Darth Vader Doily Maker Sues Movie Industry

0 0
Spread the love
Read Time:1 Minute, 58 Second
CINCINNATI, Ohio (CAP) – When it first splashed onto the big screen in the late-1970's, Star Wars was not only a box-office sensation, but also one of the first movies to generate a product tie-in campaign that was worth millions of dollars.
 
While items such as the Luke Skywalker Lunch Box or the Princess Leia Galactic Berets have become highly sought-after treasures on the collectors circuit, others faltered out of the gate, forever lurking in obscurity, awaiting a second chance at fame.
 
Items like the Darth Vader Doily.
 
"It's a doily, in the shape of one of the world's foremost cinematic super villains," said Cincinnati Novelties owner Ray Franchetti. "You put it on your table, you don't get a Schlitz stain on it. Or you just set it out as a decoration. You know, whatever."For the first time in nearly 20 years, the Darth Vader Doily is flying off the shelves. And it is not some mass decorative evolution that is fueling desire for the kitschy sci-fi doilies, but rather publicity from a massive lawsuit brought by Franchetti against some of the nation's largest producers of software, movie rentals and blank entertainment media.
 
"When my father – God rest his soul – first launched the Darth Vader Doily in 1979, he thought, This is it, THE product, THE one," son Ray recalled. "So he copyrighted the name, and he copyrighted the initials, too. DVD. That's right, DVD.
 
"Every movie rental place out there, every video game maker, is stealing blindly from my poor dead father, and they're going to pay even if I have to sue them for a long, long time in a courtroom far, far away," said Ray.
 
Copyright law experts widely believe that the $3.7 billion lawsuit will not succeed, but that it could create legal headaches for many of the 371,018,221 named plaintiffs.
 
This is the first Star Wars tie-in lawsuit since 1980's unsuccessful LA Confections vs Hustler Magazine, in which the California-based candy company claimed that a January 1980 Hustler spread disparaged one of its lollipop brands, the Millennium Falcon Licker, or MilF Licker.
 
SOURCE: cap-news
Happy
Happy
0 %
Sad
Sad
0 %
Excited
Excited
0 %
Sleepy
Sleepy
0 %
Angry
Angry
0 %
Surprise
Surprise
0 %

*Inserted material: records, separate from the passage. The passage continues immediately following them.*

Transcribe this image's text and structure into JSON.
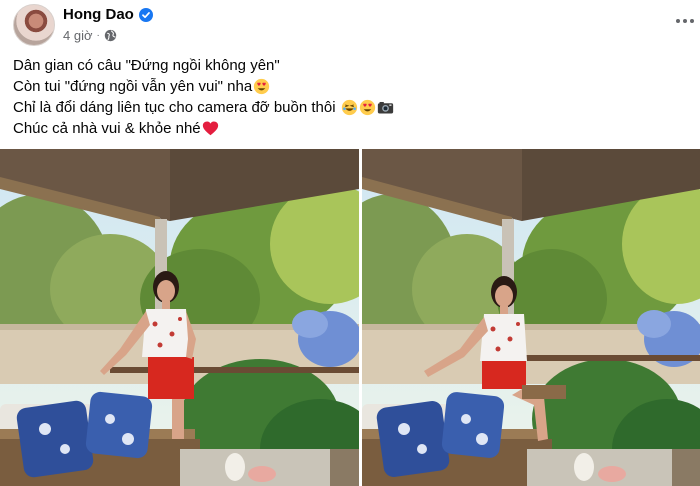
{
  "post": {
    "author": "Hong Dao",
    "timestamp": "4 giờ",
    "separator": "·",
    "privacy_icon": "globe-icon",
    "verified_icon": "verified-badge-icon",
    "more_icon": "more-options-icon",
    "lines": [
      "Dân gian có câu \"Đứng ngồi không yên\"",
      "Còn tui \"đứng ngồi vẫn yên vui\" nha",
      "Chỉ là đổi dáng liên tục cho camera đỡ buồn thôi",
      "Chúc cả nhà vui & khỏe nhé"
    ],
    "emojis": {
      "line2": [
        "heart-eyes-emoji"
      ],
      "line3": [
        "laughing-emoji",
        "heart-eyes-emoji",
        "camera-emoji"
      ],
      "line4": [
        "red-heart-emoji"
      ]
    }
  },
  "photos": [
    {
      "name": "photo-woman-on-patio-1"
    },
    {
      "name": "photo-woman-on-patio-2"
    }
  ],
  "colors": {
    "verified": "#1877f2",
    "secondary_text": "#65676b",
    "heart": "#e41e3f",
    "emoji_yellow": "#ffcc4d"
  }
}
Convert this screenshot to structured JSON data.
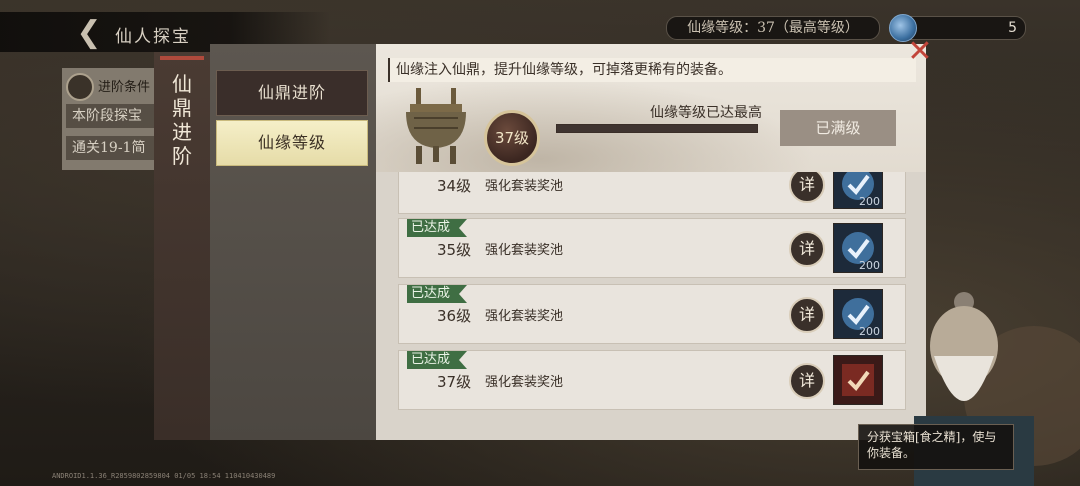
{
  "header": {
    "back_icon": "back-arrow-icon",
    "title": "仙人探宝",
    "level_status": "仙缘等级：37（最高等级）",
    "currency_value": "5",
    "currency_icon": "blue-orb-icon"
  },
  "side_card": {
    "line1": "进阶条件",
    "line2": "本阶段探宝",
    "line3": "通关19-1简"
  },
  "modal": {
    "vertical_title": "仙鼎进阶",
    "menu": [
      {
        "label": "仙鼎进阶",
        "active": false
      },
      {
        "label": "仙缘等级",
        "active": true
      }
    ],
    "notice": "仙缘注入仙鼎，提升仙缘等级，可掉落更稀有的装备。",
    "current_level": "37级",
    "progress_label": "仙缘等级已达最高",
    "progress_fraction": 1.0,
    "maxed_button": "已满级",
    "rows": [
      {
        "badge": "",
        "level": "34级",
        "desc": "强化套装奖池",
        "detail": "详",
        "count": "200",
        "icon": "blue-check-icon"
      },
      {
        "badge": "已达成",
        "level": "35级",
        "desc": "强化套装奖池",
        "detail": "详",
        "count": "200",
        "icon": "blue-check-icon"
      },
      {
        "badge": "已达成",
        "level": "36级",
        "desc": "强化套装奖池",
        "detail": "详",
        "count": "200",
        "icon": "blue-check-icon"
      },
      {
        "badge": "已达成",
        "level": "37级",
        "desc": "强化套装奖池",
        "detail": "详",
        "count": "",
        "icon": "red-check-icon"
      }
    ],
    "close_icon": "close-x-icon"
  },
  "npc": {
    "speech": "分获宝箱[食之精]，使与你装备。"
  },
  "build_info": "ANDROID1.1.36_R2859802859804 01/05 18:54 110410430489",
  "colors": {
    "badge_green": "#3f6e43",
    "active_tab": "#f5efc8",
    "close_red": "#c2453a"
  }
}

Facebook Comments

Previous post Gov. Chris Christie Bans ‘Weight Reduction Therapy’
Next post Calorie Guides Create Race Of Guilt-Ridden Fat People

Average Rating

5 Star
0%
4 Star
0%
3 Star
0%
2 Star
0%
1 Star
0%

Leave a Reply

This site uses Akismet to reduce spam. Learn how your comment data is processed.

%d bloggers like this: